◆ **What you need to do**
If a line in the entries contains the word "from", list it.
Dataset records START
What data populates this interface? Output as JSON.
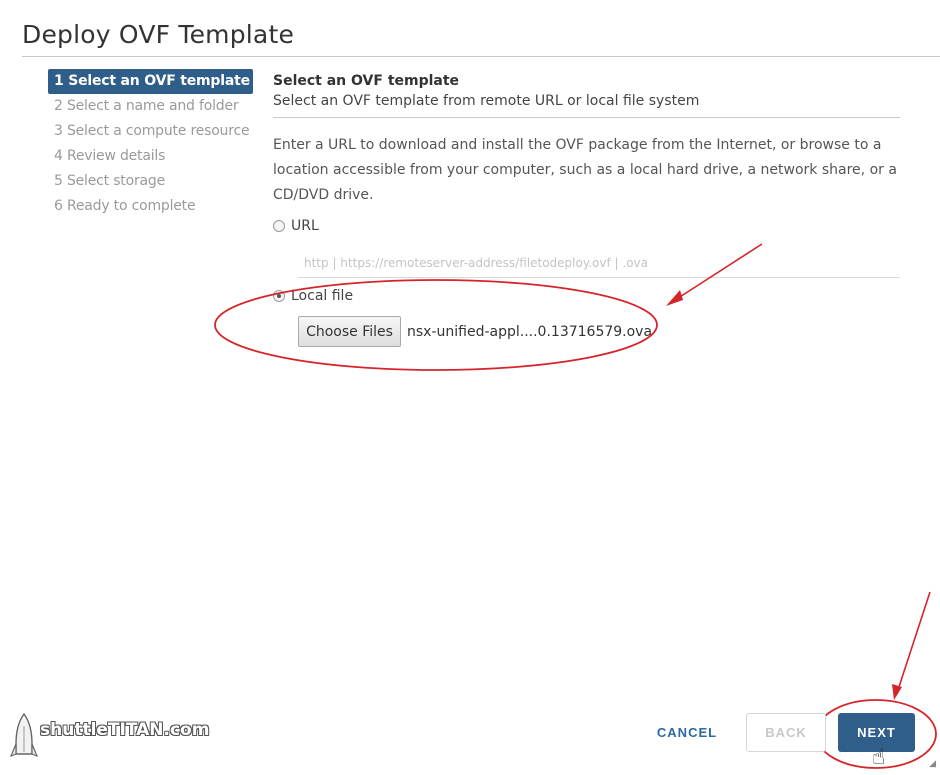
{
  "dialog": {
    "title": "Deploy OVF Template"
  },
  "steps": [
    {
      "label": "1 Select an OVF template",
      "active": true
    },
    {
      "label": "2 Select a name and folder",
      "active": false
    },
    {
      "label": "3 Select a compute resource",
      "active": false
    },
    {
      "label": "4 Review details",
      "active": false
    },
    {
      "label": "5 Select storage",
      "active": false
    },
    {
      "label": "6 Ready to complete",
      "active": false
    }
  ],
  "main": {
    "section_title": "Select an OVF template",
    "section_subtitle": "Select an OVF template from remote URL or local file system",
    "description": "Enter a URL to download and install the OVF package from the Internet, or browse to a location accessible from your computer, such as a local hard drive, a network share, or a CD/DVD drive.",
    "url_option": {
      "label": "URL",
      "checked": false
    },
    "url_input": {
      "value": "",
      "placeholder": "http | https://remoteserver-address/filetodeploy.ovf | .ova"
    },
    "local_option": {
      "label": "Local file",
      "checked": true
    },
    "choose_files_label": "Choose Files",
    "selected_file": "nsx-unified-appl....0.13716579.ova"
  },
  "footer": {
    "cancel_label": "CANCEL",
    "back_label": "BACK",
    "next_label": "NEXT"
  },
  "watermark": {
    "text": "shuttleTITAN.com"
  },
  "colors": {
    "accent": "#2f5e8a",
    "link": "#2d6aa0",
    "annotation": "#d6252a"
  }
}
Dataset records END
◆ **Task answer**
    "section_subtitle": "Select an OVF template from remote URL or local file system",
    "description": "Enter a URL to download and install the OVF package from the Internet, or browse to a location accessible from your computer, such as a local hard drive, a network share, or a CD/DVD drive.",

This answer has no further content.